The UK can develop the infrastructure needed for the low carbon fuels which are necessary to meet 2050 carbon emission targets.
That’s according to a new series of reports for the Low Carbon Vehicle Partnership (LowCVP), by consultants Element Energy.
LowCVP is a public-private partnership which aims to speed up a shift to lower carbon vehicles and fuels.
The LowCVP roadmap looks at which fuels will be needed to comply with the Renewable Energy Directive and fuels which must be introduced by 2050 to achieve zero carbon vehicles by 2050.
The paper states it is possible but “more than £10 billion” of investment is required to deploy the infrastructure and public support will be needed for it to be kick-started.
It will also require long-term policy clarity and consistent government and regulatory support.
Much recent attention has focused on vehicle electrification with concerns raised about its impact on the supply infrastructure and management challenges.
The researchers found the existing network, utilising smart technologies, is well suited to support the electrification of transport.
They found growing electrification of (mainly) cars will present a peak demand but not a production challenge.
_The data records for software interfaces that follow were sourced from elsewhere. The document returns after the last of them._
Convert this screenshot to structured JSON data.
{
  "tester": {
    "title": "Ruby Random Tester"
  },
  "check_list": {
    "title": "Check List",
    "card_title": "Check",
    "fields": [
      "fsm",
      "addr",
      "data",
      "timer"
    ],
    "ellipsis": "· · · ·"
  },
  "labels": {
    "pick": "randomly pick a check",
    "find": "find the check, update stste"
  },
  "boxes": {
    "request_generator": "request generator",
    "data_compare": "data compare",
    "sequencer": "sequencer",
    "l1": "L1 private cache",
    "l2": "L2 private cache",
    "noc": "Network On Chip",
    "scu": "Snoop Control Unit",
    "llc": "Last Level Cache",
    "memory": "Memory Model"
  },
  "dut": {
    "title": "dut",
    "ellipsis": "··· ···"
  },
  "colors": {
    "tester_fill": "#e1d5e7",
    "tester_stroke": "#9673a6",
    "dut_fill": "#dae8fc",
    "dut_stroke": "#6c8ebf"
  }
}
It also found millions of mainly residential charge points will be needed to support widespread EV deployment and progress is constrained by uncertainty over future charging technologies.
A visible, accessible and reliable public charging network, the report says, should be rolled out for light vehicles.
It also found there are many opportunities for heavy-duty vehicles to use natural gas which is supported by older refuelling technologies but regulatory barriers need to be addressed.
It added, the UK benefits from an extensive and advanced gas grid but the siting of refuelling stations needs to take account of well-to-tank emissions.
Jonathan Murray, LowCVP’s Policy and Operations Director, said: “The Infrastructure Roadmaps provide much of the missing information which was needed to give policymakers and key industrial actors with a clear overview of the road to decarbonisation in terms of transport fuels.”